Sometimes the sex business is rough and leaves an investor really sore–or wiped out, as in the Chapter 11 case of FriendFinder Networks, which owns Penthouse magazine and a string of adult entertainment websites. The company is best known for AdultFriendFinder.com, which enables people to arrange meetings for sex. The more than 40 sites in the brand network include BigChurch.com, a site for Christian singles; Amigos.com, a site for Latinos; and LesbianPersonals.com.
The company blames its debt–more than $544 million, most of it assumed from its $400 million purchase of Various, a network of dating sites, in 2007—for the financial woes. After buying Various, it merged its online properties with its Penthouse Media Group holdings to form FriendFinder Networks which, all told, had about 750,000 subscribers at the end of 2012.

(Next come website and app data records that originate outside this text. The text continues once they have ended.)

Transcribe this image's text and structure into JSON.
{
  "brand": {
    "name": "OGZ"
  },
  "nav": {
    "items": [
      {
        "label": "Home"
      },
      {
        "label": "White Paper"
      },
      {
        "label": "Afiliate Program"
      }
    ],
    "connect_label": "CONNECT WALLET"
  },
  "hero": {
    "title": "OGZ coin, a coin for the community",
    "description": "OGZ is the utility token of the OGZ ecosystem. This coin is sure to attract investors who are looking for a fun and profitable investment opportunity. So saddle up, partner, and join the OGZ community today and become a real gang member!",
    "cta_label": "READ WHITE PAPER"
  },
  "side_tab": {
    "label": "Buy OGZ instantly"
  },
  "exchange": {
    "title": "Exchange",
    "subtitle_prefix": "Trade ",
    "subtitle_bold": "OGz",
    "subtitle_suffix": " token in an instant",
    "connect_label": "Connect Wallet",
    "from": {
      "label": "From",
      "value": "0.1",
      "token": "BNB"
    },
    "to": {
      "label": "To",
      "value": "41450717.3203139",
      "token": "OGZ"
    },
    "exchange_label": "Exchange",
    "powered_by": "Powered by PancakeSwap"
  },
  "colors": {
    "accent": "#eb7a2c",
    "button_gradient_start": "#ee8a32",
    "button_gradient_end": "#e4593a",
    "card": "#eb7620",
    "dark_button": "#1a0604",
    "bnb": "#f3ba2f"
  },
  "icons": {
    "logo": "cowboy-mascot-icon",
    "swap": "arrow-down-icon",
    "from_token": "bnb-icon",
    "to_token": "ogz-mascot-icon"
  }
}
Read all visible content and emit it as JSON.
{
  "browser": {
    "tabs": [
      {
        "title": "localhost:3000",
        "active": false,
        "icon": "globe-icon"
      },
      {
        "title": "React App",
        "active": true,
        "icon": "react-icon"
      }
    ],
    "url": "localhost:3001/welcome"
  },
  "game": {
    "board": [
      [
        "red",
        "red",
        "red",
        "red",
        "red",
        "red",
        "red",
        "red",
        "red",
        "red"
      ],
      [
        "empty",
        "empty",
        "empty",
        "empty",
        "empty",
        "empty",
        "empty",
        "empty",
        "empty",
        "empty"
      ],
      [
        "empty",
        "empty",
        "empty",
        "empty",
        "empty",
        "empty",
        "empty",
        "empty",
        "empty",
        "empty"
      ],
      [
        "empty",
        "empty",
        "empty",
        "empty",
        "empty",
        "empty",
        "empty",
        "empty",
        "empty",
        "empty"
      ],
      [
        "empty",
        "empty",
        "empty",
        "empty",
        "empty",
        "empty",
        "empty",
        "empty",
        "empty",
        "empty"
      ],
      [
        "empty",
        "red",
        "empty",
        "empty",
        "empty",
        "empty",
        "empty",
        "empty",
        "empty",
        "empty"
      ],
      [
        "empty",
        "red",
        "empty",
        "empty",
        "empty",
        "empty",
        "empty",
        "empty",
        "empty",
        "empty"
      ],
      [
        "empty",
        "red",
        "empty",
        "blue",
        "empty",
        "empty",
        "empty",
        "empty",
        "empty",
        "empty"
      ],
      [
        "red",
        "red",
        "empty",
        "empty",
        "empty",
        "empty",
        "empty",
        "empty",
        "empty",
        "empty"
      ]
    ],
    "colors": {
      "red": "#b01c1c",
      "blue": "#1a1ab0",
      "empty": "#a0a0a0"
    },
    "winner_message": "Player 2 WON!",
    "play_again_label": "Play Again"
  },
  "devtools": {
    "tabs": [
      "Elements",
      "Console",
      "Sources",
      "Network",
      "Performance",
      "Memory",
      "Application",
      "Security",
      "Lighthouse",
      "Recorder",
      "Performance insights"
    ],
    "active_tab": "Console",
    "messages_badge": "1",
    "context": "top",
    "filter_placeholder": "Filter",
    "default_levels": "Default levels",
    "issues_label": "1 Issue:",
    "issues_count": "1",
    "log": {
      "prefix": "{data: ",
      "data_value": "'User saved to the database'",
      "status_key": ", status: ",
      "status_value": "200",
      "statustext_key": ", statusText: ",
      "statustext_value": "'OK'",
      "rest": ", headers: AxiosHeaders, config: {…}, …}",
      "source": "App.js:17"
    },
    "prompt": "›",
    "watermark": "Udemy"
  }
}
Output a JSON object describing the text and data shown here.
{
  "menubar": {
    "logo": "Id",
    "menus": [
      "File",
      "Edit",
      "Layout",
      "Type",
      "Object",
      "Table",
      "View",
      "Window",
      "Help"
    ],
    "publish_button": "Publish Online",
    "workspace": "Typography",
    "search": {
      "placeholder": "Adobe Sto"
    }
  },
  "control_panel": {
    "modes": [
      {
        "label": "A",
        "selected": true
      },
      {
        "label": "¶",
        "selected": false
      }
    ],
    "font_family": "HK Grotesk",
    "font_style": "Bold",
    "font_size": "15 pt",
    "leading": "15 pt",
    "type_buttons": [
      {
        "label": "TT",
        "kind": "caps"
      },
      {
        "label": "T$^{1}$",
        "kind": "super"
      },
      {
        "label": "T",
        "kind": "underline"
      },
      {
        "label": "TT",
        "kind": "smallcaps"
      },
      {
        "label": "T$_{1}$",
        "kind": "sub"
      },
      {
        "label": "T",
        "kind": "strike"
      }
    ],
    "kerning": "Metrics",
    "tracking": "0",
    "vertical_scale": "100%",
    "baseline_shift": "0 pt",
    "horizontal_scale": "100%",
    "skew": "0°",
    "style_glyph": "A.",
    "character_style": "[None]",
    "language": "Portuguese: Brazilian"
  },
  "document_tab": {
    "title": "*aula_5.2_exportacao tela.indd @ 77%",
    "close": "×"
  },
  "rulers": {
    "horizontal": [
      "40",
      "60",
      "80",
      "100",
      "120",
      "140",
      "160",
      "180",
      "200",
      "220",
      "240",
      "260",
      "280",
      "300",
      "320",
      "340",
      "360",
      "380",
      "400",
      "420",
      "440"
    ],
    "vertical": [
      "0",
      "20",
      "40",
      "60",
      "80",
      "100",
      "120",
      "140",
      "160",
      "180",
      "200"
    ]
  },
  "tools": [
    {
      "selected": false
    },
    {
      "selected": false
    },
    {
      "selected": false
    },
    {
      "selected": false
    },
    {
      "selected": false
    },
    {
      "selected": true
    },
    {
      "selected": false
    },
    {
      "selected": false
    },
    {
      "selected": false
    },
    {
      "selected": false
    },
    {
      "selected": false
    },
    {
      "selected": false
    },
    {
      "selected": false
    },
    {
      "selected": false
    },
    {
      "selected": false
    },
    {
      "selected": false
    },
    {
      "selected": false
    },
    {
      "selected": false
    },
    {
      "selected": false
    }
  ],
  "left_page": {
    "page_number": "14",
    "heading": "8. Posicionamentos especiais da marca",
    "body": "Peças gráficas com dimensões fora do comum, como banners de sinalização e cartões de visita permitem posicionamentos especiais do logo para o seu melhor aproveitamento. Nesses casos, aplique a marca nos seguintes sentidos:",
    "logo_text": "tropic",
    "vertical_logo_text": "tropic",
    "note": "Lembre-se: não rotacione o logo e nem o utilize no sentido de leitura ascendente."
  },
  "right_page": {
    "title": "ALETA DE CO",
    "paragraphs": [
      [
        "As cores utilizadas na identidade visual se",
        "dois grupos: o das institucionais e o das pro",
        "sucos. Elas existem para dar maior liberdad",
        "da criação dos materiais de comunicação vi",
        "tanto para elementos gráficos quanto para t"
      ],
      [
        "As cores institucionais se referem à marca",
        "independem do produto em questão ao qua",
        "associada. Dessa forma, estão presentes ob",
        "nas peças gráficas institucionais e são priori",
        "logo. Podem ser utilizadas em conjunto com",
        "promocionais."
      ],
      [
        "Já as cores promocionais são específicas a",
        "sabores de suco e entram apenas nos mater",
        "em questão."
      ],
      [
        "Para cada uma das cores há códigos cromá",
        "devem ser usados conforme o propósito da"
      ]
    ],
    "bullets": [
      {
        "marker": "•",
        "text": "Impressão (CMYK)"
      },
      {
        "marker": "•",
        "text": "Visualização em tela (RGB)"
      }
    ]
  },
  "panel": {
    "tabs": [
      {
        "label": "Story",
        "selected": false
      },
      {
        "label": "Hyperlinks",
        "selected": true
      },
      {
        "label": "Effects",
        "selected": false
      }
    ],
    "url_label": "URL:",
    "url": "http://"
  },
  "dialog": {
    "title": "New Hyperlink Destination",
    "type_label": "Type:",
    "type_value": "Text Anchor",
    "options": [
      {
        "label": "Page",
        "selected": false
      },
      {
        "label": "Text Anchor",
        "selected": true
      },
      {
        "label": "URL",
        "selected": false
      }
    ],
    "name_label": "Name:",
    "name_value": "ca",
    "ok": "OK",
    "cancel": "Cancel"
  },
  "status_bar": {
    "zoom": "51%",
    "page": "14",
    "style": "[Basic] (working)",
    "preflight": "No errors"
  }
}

But the company’s biggest problem may be just the obvious one: Who needs to pay $30 or more per month to scout for sex when the Internet is rife with free options, from Craigslist to various mobile apps?
FriendFinder lost $10.3 million in its last quarter, while new members and revenue per user both declined for its adult websites from the same period of 2012. It was delisted last month from the Nasdaq. FriendFinder says some of the decline is a result of focusing its efforts on flagship brands and developing a more reliable, long-term customer base that won’t “churn” as much. For the people still looking for quick and easy NSA hookups, the site is rapidly moving to a mobile platform, with roughly 80 percent of its traffic migrating from the desktop.
The company’s reorganization plan, filed on Sept. 17, envisions eliminating $300 million of debt, and returning control of most of FriendFinder’s business to Various co-founders Andrew Conru and Lars Mapstead, who sold the online assets to the Penthouse owners.
“It can’t live with the capital structure the way it is and it has to be fixed,” Chief Executive Officer Anthony Previte says of FriendFinder. “This leaves a very bright future for the company.”
The company went public in 2011, expecting to collect nearly $500 million because of the healthy revenues it was reporting from online subscriptions, video content sales, and various Penthouse licensing deals. The initial public offering raised less than $50 million, which Previte attributes to a prudish caution on the part of investors. “There’s incredible headline risk in this industry,” Previte says, citing both public opinion and the threat of regulatory intervention.
As for Penthouse, the storied magazine built in the 1970s and ’80s by Bob Guccione, the brand has developed a video business and expanded into European broadcasting. It also remains available as a print magazine, but it’s not entirely clear why, given the brutal economics of printing and distribution. “Why?” Previte said. “That’s a really good question.” The magazine is likely to morph into “a marketing tool not built for the masses” but rather printed only as part of Penthouse licensing deals for nightclubs and other properties, he predicted. None of those plans are immediate: Penthouse on paper will stick around, for now.